EghtesadOnline: The scope of authority of the Foreign Ministry and the country's chief diplomat should be broadened as it would help serve national interests, particularly now that the issue of triggering sanctions snapback against Iran is gaining momentum, a senior lawmaker says.
"Iran's diplomatic apparatus should be given a new lease on life, which would be possible only if new areas of authority are defined for the Foreign Ministry and Foreign Minister Mohammad Javad Zarif," Heshmatollah Falahatpisheh also told ICANA in a recent interview.
He said it is an issue that needs to be seriously taken into consideration under conditions where the European signatories to the 2015 nuclear deal are threatening to consider a dispute resolution mechanism enshrined in the agreement, which could lead to UN sanctions against Iran.
"This is the closest we have got to facing renewed UN sanctions after the signing of JCPOA and we should not allow a deterioration of the situation," he added, using the abbreviation for the nuclear agreement's formal name—the Joint Comprehensive Plan of Action, Financial Tribune reported.
US President Donald Trump last year pulled out of the nuclear accord between Iran and major powers, under which Tehran undertook to curb its nuclear program in exchange for the lifting of sanctions.
The US administration has reimposed and toughened economic sanctions against Iran since then, separating America from its European allies who are trying to save the deal with support from the rest of EU.
In response to US sanctions and European inaction to fulfill its commitments, Iran has been surpassing limits on its atomic activities step by step. It has promised more cuts in its commitments unless Europe acts but says its measures are "reversible".
France recently suggested that Paris is seriously considering triggering the sanctions snapback mechanism as a result of Iran's decision to scale back its nuclear commitments.
Need to 'Manage' Tensions

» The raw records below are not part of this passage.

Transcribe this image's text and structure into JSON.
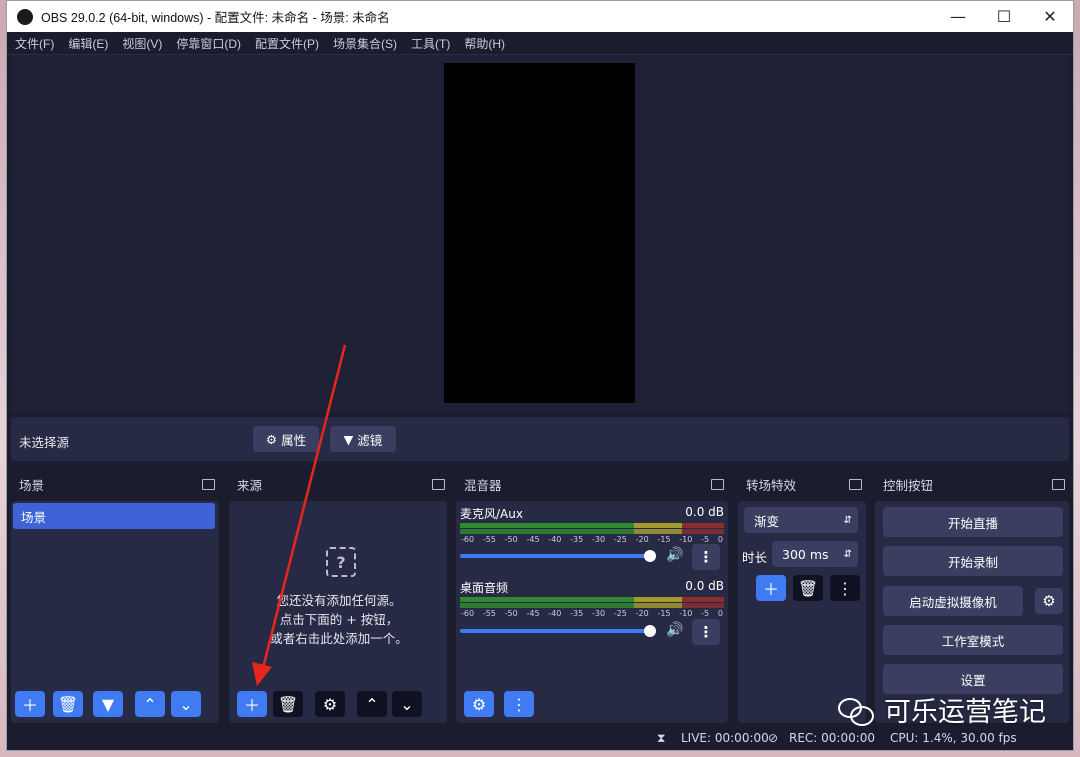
{
  "window": {
    "title": "OBS 29.0.2 (64-bit, windows) - 配置文件: 未命名 - 场景: 未命名"
  },
  "menu": [
    "文件(F)",
    "编辑(E)",
    "视图(V)",
    "停靠窗口(D)",
    "配置文件(P)",
    "场景集合(S)",
    "工具(T)",
    "帮助(H)"
  ],
  "source_bar": {
    "no_selection": "未选择源",
    "properties": "属性",
    "filters": "滤镜"
  },
  "scenes": {
    "title": "场景",
    "items": [
      "场景"
    ]
  },
  "sources": {
    "title": "来源",
    "empty_line1": "您还没有添加任何源。",
    "empty_line2": "点击下面的 + 按钮，",
    "empty_line3": "或者右击此处添加一个。"
  },
  "mixer": {
    "title": "混音器",
    "ticks": [
      "-60",
      "-55",
      "-50",
      "-45",
      "-40",
      "-35",
      "-30",
      "-25",
      "-20",
      "-15",
      "-10",
      "-5",
      "0"
    ],
    "channels": [
      {
        "name": "麦克风/Aux",
        "db": "0.0 dB",
        "volume": 1.0
      },
      {
        "name": "桌面音频",
        "db": "0.0 dB",
        "volume": 1.0
      }
    ]
  },
  "transitions": {
    "title": "转场特效",
    "selected": "渐变",
    "duration_label": "时长",
    "duration_value": "300 ms"
  },
  "controls": {
    "title": "控制按钮",
    "start_streaming": "开始直播",
    "start_recording": "开始录制",
    "start_virtual_cam": "启动虚拟摄像机",
    "studio_mode": "工作室模式",
    "settings": "设置"
  },
  "status": {
    "live": "LIVE: 00:00:00",
    "rec": "REC: 00:00:00",
    "cpu": "CPU: 1.4%, 30.00 fps"
  },
  "watermark": {
    "text": "可乐运营笔记"
  },
  "colors": {
    "accent": "#3f7bf2",
    "panel": "#272a45",
    "bg": "#1b1d2e",
    "arrow": "#e8261c"
  }
}
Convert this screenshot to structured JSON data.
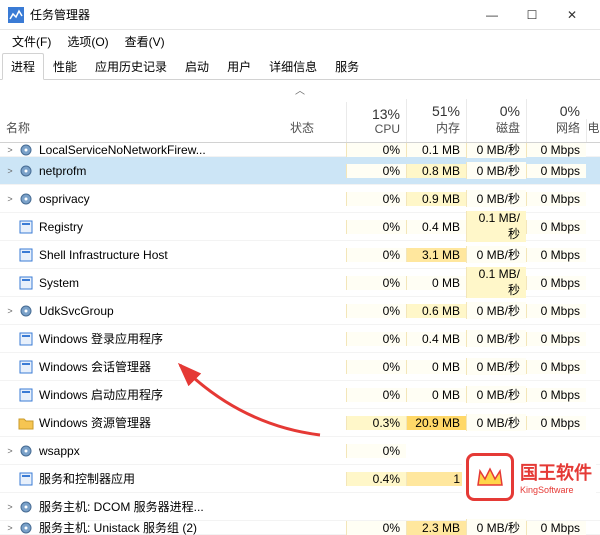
{
  "window": {
    "title": "任务管理器",
    "minimize": "—",
    "maximize": "☐",
    "close": "✕"
  },
  "menu": {
    "file": "文件(F)",
    "options": "选项(O)",
    "view": "查看(V)"
  },
  "tabs": [
    "进程",
    "性能",
    "应用历史记录",
    "启动",
    "用户",
    "详细信息",
    "服务"
  ],
  "collapse_hint": "︿",
  "columns": {
    "name": "名称",
    "status": "状态",
    "cpu_pct": "13%",
    "cpu_lbl": "CPU",
    "mem_pct": "51%",
    "mem_lbl": "内存",
    "disk_pct": "0%",
    "disk_lbl": "磁盘",
    "net_pct": "0%",
    "net_lbl": "网络",
    "extra": "电"
  },
  "rows": [
    {
      "exp": ">",
      "name": "LocalServiceNoNetworkFirew...",
      "cpu": "0%",
      "mem": "0.1 MB",
      "disk": "0 MB/秒",
      "net": "0 Mbps",
      "icon": "gear",
      "cut": true
    },
    {
      "exp": ">",
      "name": "netprofm",
      "cpu": "0%",
      "mem": "0.8 MB",
      "disk": "0 MB/秒",
      "net": "0 Mbps",
      "icon": "gear",
      "selected": true
    },
    {
      "exp": ">",
      "name": "osprivacy",
      "cpu": "0%",
      "mem": "0.9 MB",
      "disk": "0 MB/秒",
      "net": "0 Mbps",
      "icon": "gear"
    },
    {
      "exp": "",
      "name": "Registry",
      "cpu": "0%",
      "mem": "0.4 MB",
      "disk": "0.1 MB/秒",
      "net": "0 Mbps",
      "icon": "app"
    },
    {
      "exp": "",
      "name": "Shell Infrastructure Host",
      "cpu": "0%",
      "mem": "3.1 MB",
      "disk": "0 MB/秒",
      "net": "0 Mbps",
      "icon": "app"
    },
    {
      "exp": "",
      "name": "System",
      "cpu": "0%",
      "mem": "0 MB",
      "disk": "0.1 MB/秒",
      "net": "0 Mbps",
      "icon": "app"
    },
    {
      "exp": ">",
      "name": "UdkSvcGroup",
      "cpu": "0%",
      "mem": "0.6 MB",
      "disk": "0 MB/秒",
      "net": "0 Mbps",
      "icon": "gear"
    },
    {
      "exp": "",
      "name": "Windows 登录应用程序",
      "cpu": "0%",
      "mem": "0.4 MB",
      "disk": "0 MB/秒",
      "net": "0 Mbps",
      "icon": "app"
    },
    {
      "exp": "",
      "name": "Windows 会话管理器",
      "cpu": "0%",
      "mem": "0 MB",
      "disk": "0 MB/秒",
      "net": "0 Mbps",
      "icon": "app"
    },
    {
      "exp": "",
      "name": "Windows 启动应用程序",
      "cpu": "0%",
      "mem": "0 MB",
      "disk": "0 MB/秒",
      "net": "0 Mbps",
      "icon": "app"
    },
    {
      "exp": "",
      "name": "Windows 资源管理器",
      "cpu": "0.3%",
      "mem": "20.9 MB",
      "disk": "0 MB/秒",
      "net": "0 Mbps",
      "icon": "folder"
    },
    {
      "exp": ">",
      "name": "wsappx",
      "cpu": "0%",
      "mem": "",
      "disk": "",
      "net": "",
      "icon": "gear"
    },
    {
      "exp": "",
      "name": "服务和控制器应用",
      "cpu": "0.4%",
      "mem": "1",
      "disk": "",
      "net": "",
      "icon": "app"
    },
    {
      "exp": ">",
      "name": "服务主机: DCOM 服务器进程...",
      "cpu": "",
      "mem": "",
      "disk": "",
      "net": "",
      "icon": "gear"
    },
    {
      "exp": ">",
      "name": "服务主机: Unistack 服务组 (2)",
      "cpu": "0%",
      "mem": "2.3 MB",
      "disk": "0 MB/秒",
      "net": "0 Mbps",
      "icon": "gear",
      "cut": true
    }
  ],
  "watermark": {
    "cn": "国王软件",
    "en": "KingSoftware"
  }
}
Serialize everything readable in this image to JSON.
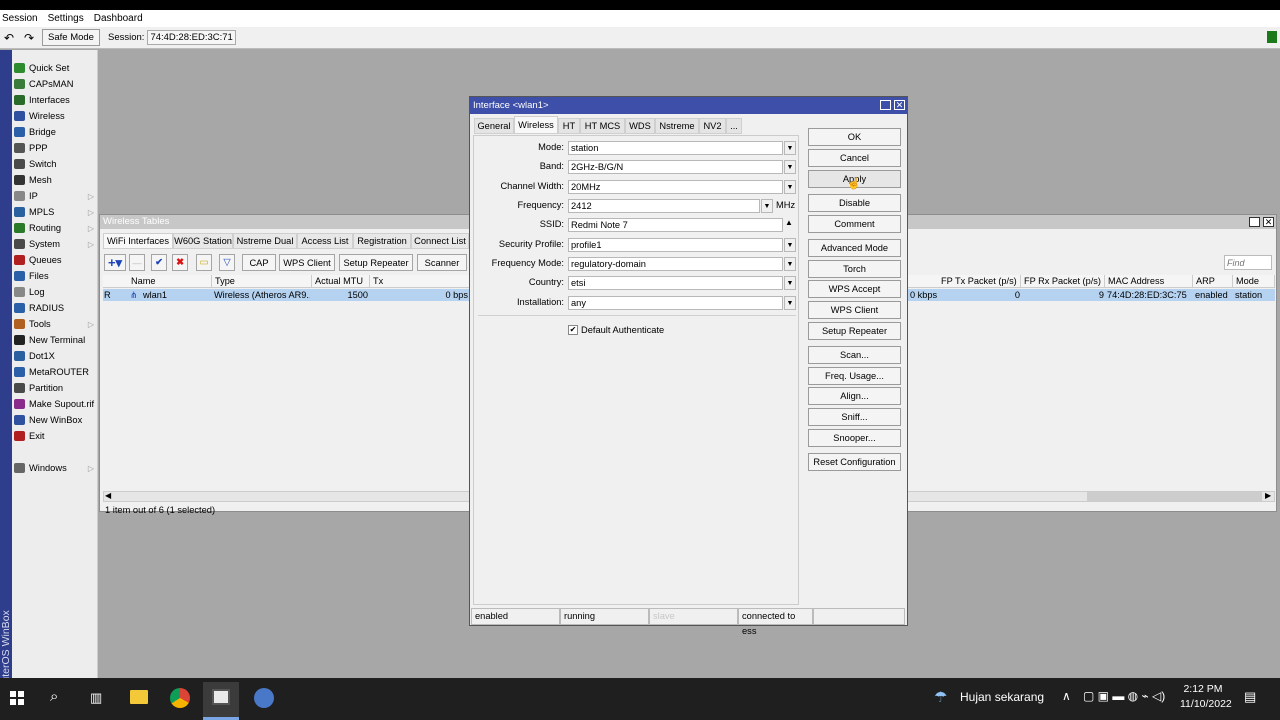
{
  "menu": {
    "session": "Session",
    "settings": "Settings",
    "dashboard": "Dashboard"
  },
  "toolbar": {
    "safe_mode": "Safe Mode",
    "session_label": "Session:",
    "session_value": "74:4D:28:ED:3C:71"
  },
  "sidebar": {
    "vertical_title": "RouterOS WinBox",
    "items": [
      "Quick Set",
      "CAPsMAN",
      "Interfaces",
      "Wireless",
      "Bridge",
      "PPP",
      "Switch",
      "Mesh",
      "IP",
      "MPLS",
      "Routing",
      "System",
      "Queues",
      "Files",
      "Log",
      "RADIUS",
      "Tools",
      "New Terminal",
      "Dot1X",
      "MetaROUTER",
      "Partition",
      "Make Supout.rif",
      "New WinBox",
      "Exit",
      "Windows"
    ]
  },
  "wireless_tables": {
    "title": "Wireless Tables",
    "tabs": [
      "WiFi Interfaces",
      "W60G Station",
      "Nstreme Dual",
      "Access List",
      "Registration",
      "Connect List"
    ],
    "buttons": {
      "cap": "CAP",
      "wps_client": "WPS Client",
      "setup_repeater": "Setup Repeater",
      "scanner": "Scanner"
    },
    "find_placeholder": "Find",
    "columns_left": [
      "Name",
      "Type",
      "Actual MTU",
      "Tx"
    ],
    "columns_right": [
      "FP Tx Packet (p/s)",
      "FP Rx Packet (p/s)",
      "MAC Address",
      "ARP",
      "Mode"
    ],
    "row": {
      "flag": "R",
      "name": "wlan1",
      "type": "Wireless (Atheros AR9...",
      "mtu": "1500",
      "tx": "0 bps",
      "rx_kbps": "0 kbps",
      "fp_tx": "0",
      "fp_rx": "9",
      "mac": "74:4D:28:ED:3C:75",
      "arp": "enabled",
      "mode": "station"
    },
    "status": "1 item out of 6 (1 selected)"
  },
  "dialog": {
    "title": "Interface <wlan1>",
    "tabs": [
      "General",
      "Wireless",
      "HT",
      "HT MCS",
      "WDS",
      "Nstreme",
      "NV2",
      "..."
    ],
    "fields": [
      {
        "label": "Mode:",
        "value": "station"
      },
      {
        "label": "Band:",
        "value": "2GHz-B/G/N"
      },
      {
        "label": "Channel Width:",
        "value": "20MHz"
      },
      {
        "label": "Frequency:",
        "value": "2412",
        "unit": "MHz"
      },
      {
        "label": "SSID:",
        "value": "Redmi Note 7"
      },
      {
        "label": "Security Profile:",
        "value": "profile1"
      },
      {
        "label": "Frequency Mode:",
        "value": "regulatory-domain"
      },
      {
        "label": "Country:",
        "value": "etsi"
      },
      {
        "label": "Installation:",
        "value": "any"
      }
    ],
    "default_authenticate": "Default Authenticate",
    "buttons": [
      "OK",
      "Cancel",
      "Apply",
      "Disable",
      "Comment",
      "Advanced Mode",
      "Torch",
      "WPS Accept",
      "WPS Client",
      "Setup Repeater",
      "Scan...",
      "Freq. Usage...",
      "Align...",
      "Sniff...",
      "Snooper...",
      "Reset Configuration"
    ],
    "status": [
      "enabled",
      "running",
      "slave",
      "connected to ess"
    ]
  },
  "taskbar": {
    "weather": "Hujan sekarang",
    "time": "2:12 PM",
    "date": "11/10/2022"
  },
  "colors": {
    "title_active": "#3d4fa8",
    "selected_row": "#b5d2f0",
    "sidebar_strip": "#2e3d8c"
  }
}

Falahatpisheh, a member of Majlis National Security and Foreign Policy Commission, said any effort that could help tone down international rhetoric against Tehran over its nuclear program would "serve national interests" and should not be interpreted as a "retreat".
He argues that tensions between Iran and the United States should be "managed" to prevent the situation from spiraling out of control.
"The recent prisoner swap between the two countries showed that tensions with a hostile state can also be reduced," Falahatpisheh said.
The United States and Iran in early December swapped prisoners—American citizen Xiyue Wang, detained for three years on spying charges, and imprisoned Iranian stem-cell researcher Masoud Soleimani, accused of sanction violations—in a rare act of cooperation between two longtime foes.
A few days later, Zarif said the Islamic Republic is ready for a full prisoner exchange with the US, tweeting, "The ball is in the US' court".